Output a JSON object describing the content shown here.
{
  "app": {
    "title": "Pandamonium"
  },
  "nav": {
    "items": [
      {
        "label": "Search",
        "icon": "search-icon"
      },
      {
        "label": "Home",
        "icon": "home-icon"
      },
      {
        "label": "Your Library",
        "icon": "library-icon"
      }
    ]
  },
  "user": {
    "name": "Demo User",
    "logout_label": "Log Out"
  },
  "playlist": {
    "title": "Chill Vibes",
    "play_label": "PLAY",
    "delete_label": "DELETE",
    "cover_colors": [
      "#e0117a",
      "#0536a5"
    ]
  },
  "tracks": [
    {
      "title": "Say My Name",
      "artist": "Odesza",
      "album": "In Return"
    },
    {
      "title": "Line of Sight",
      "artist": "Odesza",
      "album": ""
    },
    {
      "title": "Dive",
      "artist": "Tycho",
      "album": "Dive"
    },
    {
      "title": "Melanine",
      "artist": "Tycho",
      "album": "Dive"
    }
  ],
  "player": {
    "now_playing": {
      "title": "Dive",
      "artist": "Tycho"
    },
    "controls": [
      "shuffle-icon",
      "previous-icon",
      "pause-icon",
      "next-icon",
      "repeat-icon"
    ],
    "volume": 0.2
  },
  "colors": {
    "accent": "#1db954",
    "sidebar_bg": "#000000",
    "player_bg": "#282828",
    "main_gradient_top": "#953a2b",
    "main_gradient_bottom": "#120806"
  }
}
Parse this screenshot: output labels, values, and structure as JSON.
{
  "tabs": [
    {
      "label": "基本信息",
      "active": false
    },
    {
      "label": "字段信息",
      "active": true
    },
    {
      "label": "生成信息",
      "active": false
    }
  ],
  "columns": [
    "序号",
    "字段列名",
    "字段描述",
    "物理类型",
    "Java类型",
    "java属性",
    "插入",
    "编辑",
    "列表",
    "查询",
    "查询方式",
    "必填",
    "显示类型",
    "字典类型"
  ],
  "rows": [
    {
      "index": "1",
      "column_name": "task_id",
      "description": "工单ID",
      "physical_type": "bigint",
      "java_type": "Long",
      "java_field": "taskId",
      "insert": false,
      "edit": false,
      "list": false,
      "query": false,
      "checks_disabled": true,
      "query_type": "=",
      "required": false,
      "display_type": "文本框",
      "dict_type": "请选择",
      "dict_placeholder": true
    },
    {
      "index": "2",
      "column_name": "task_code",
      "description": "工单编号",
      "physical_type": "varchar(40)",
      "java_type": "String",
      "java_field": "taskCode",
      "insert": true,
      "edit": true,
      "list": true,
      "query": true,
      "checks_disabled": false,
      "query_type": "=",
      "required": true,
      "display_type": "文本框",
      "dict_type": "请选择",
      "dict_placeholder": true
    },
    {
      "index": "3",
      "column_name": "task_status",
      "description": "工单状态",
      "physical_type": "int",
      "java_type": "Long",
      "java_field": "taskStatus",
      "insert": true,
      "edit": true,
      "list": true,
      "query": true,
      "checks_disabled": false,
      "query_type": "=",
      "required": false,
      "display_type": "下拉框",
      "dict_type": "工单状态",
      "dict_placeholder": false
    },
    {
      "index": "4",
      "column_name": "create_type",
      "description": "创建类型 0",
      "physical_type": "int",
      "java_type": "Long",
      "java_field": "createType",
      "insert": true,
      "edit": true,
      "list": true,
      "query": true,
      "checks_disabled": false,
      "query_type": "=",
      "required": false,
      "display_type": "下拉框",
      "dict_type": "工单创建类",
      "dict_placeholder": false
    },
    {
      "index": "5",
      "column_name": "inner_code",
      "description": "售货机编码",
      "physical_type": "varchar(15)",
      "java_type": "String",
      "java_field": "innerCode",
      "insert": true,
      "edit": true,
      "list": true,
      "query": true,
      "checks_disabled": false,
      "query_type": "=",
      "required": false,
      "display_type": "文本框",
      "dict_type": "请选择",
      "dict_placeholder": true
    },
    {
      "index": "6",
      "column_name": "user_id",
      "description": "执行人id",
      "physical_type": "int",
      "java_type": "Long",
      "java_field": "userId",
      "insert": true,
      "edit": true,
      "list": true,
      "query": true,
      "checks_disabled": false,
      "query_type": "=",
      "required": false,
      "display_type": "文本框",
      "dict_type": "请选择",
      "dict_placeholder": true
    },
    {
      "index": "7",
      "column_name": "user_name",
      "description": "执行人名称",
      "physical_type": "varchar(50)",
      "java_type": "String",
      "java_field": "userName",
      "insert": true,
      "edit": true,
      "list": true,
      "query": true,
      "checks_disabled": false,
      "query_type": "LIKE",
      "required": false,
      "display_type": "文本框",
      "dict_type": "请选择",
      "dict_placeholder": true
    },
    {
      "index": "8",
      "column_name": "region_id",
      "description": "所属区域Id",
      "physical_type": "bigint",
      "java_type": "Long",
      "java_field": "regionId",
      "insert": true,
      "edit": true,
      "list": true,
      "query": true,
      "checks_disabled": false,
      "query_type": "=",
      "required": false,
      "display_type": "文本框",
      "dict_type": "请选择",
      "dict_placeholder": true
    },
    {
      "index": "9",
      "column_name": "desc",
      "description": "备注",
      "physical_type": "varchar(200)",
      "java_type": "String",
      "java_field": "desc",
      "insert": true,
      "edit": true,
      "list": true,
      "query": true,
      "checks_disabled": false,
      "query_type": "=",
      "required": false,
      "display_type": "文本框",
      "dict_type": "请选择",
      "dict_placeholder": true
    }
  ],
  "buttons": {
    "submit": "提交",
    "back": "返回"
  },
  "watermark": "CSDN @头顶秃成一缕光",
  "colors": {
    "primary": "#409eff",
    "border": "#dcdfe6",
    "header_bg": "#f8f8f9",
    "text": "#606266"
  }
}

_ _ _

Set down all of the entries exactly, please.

Output a JSON object describing the content shown here.
{
  "app": {
    "title": "Pandamonium"
  },
  "nav": {
    "items": [
      {
        "label": "Search",
        "icon": "search-icon"
      },
      {
        "label": "Home",
        "icon": "home-icon"
      },
      {
        "label": "Your Library",
        "icon": "library-icon"
      }
    ]
  },
  "user": {
    "name": "Demo User",
    "logout_label": "Log Out"
  },
  "playlist": {
    "title": "Chill Vibes",
    "play_label": "PLAY",
    "delete_label": "DELETE",
    "cover_colors": [
      "#e0117a",
      "#0536a5"
    ]
  },
  "tracks": [
    {
      "title": "Say My Name",
      "artist": "Odesza",
      "album": "In Return"
    },
    {
      "title": "Line of Sight",
      "artist": "Odesza",
      "album": ""
    },
    {
      "title": "Dive",
      "artist": "Tycho",
      "album": "Dive"
    },
    {
      "title": "Melanine",
      "artist": "Tycho",
      "album": "Dive"
    }
  ],
  "player": {
    "now_playing": {
      "title": "Dive",
      "artist": "Tycho"
    },
    "controls": [
      "shuffle-icon",
      "previous-icon",
      "pause-icon",
      "next-icon",
      "repeat-icon"
    ],
    "volume": 0.2
  },
  "colors": {
    "accent": "#1db954",
    "sidebar_bg": "#000000",
    "player_bg": "#282828",
    "main_gradient_top": "#953a2b",
    "main_gradient_bottom": "#120806"
  }
}
Parse this screenshot: output labels, values, and structure as JSON.
{
  "tabs": [
    {
      "label": "基本信息",
      "active": false
    },
    {
      "label": "字段信息",
      "active": true
    },
    {
      "label": "生成信息",
      "active": false
    }
  ],
  "columns": [
    "序号",
    "字段列名",
    "字段描述",
    "物理类型",
    "Java类型",
    "java属性",
    "插入",
    "编辑",
    "列表",
    "查询",
    "查询方式",
    "必填",
    "显示类型",
    "字典类型"
  ],
  "rows": [
    {
      "index": "1",
      "column_name": "task_id",
      "description": "工单ID",
      "physical_type": "bigint",
      "java_type": "Long",
      "java_field": "taskId",
      "insert": false,
      "edit": false,
      "list": false,
      "query": false,
      "checks_disabled": true,
      "query_type": "=",
      "required": false,
      "display_type": "文本框",
      "dict_type": "请选择",
      "dict_placeholder": true
    },
    {
      "index": "2",
      "column_name": "task_code",
      "description": "工单编号",
      "physical_type": "varchar(40)",
      "java_type": "String",
      "java_field": "taskCode",
      "insert": true,
      "edit": true,
      "list": true,
      "query": true,
      "checks_disabled": false,
      "query_type": "=",
      "required": true,
      "display_type": "文本框",
      "dict_type": "请选择",
      "dict_placeholder": true
    },
    {
      "index": "3",
      "column_name": "task_status",
      "description": "工单状态",
      "physical_type": "int",
      "java_type": "Long",
      "java_field": "taskStatus",
      "insert": true,
      "edit": true,
      "list": true,
      "query": true,
      "checks_disabled": false,
      "query_type": "=",
      "required": false,
      "display_type": "下拉框",
      "dict_type": "工单状态",
      "dict_placeholder": false
    },
    {
      "index": "4",
      "column_name": "create_type",
      "description": "创建类型 0",
      "physical_type": "int",
      "java_type": "Long",
      "java_field": "createType",
      "insert": true,
      "edit": true,
      "list": true,
      "query": true,
      "checks_disabled": false,
      "query_type": "=",
      "required": false,
      "display_type": "下拉框",
      "dict_type": "工单创建类",
      "dict_placeholder": false
    },
    {
      "index": "5",
      "column_name": "inner_code",
      "description": "售货机编码",
      "physical_type": "varchar(15)",
      "java_type": "String",
      "java_field": "innerCode",
      "insert": true,
      "edit": true,
      "list": true,
      "query": true,
      "checks_disabled": false,
      "query_type": "=",
      "required": false,
      "display_type": "文本框",
      "dict_type": "请选择",
      "dict_placeholder": true
    },
    {
      "index": "6",
      "column_name": "user_id",
      "description": "执行人id",
      "physical_type": "int",
      "java_type": "Long",
      "java_field": "userId",
      "insert": true,
      "edit": true,
      "list": true,
      "query": true,
      "checks_disabled": false,
      "query_type": "=",
      "required": false,
      "display_type": "文本框",
      "dict_type": "请选择",
      "dict_placeholder": true
    },
    {
      "index": "7",
      "column_name": "user_name",
      "description": "执行人名称",
      "physical_type": "varchar(50)",
      "java_type": "String",
      "java_field": "userName",
      "insert": true,
      "edit": true,
      "list": true,
      "query": true,
      "checks_disabled": false,
      "query_type": "LIKE",
      "required": false,
      "display_type": "文本框",
      "dict_type": "请选择",
      "dict_placeholder": true
    },
    {
      "index": "8",
      "column_name": "region_id",
      "description": "所属区域Id",
      "physical_type": "bigint",
      "java_type": "Long",
      "java_field": "regionId",
      "insert": true,
      "edit": true,
      "list": true,
      "query": true,
      "checks_disabled": false,
      "query_type": "=",
      "required": false,
      "display_type": "文本框",
      "dict_type": "请选择",
      "dict_placeholder": true
    },
    {
      "index": "9",
      "column_name": "desc",
      "description": "备注",
      "physical_type": "varchar(200)",
      "java_type": "String",
      "java_field": "desc",
      "insert": true,
      "edit": true,
      "list": true,
      "query": true,
      "checks_disabled": false,
      "query_type": "=",
      "required": false,
      "display_type": "文本框",
      "dict_type": "请选择",
      "dict_placeholder": true
    }
  ],
  "buttons": {
    "submit": "提交",
    "back": "返回"
  },
  "watermark": "CSDN @头顶秃成一缕光",
  "colors": {
    "primary": "#409eff",
    "border": "#dcdfe6",
    "header_bg": "#f8f8f9",
    "text": "#606266"
  }
}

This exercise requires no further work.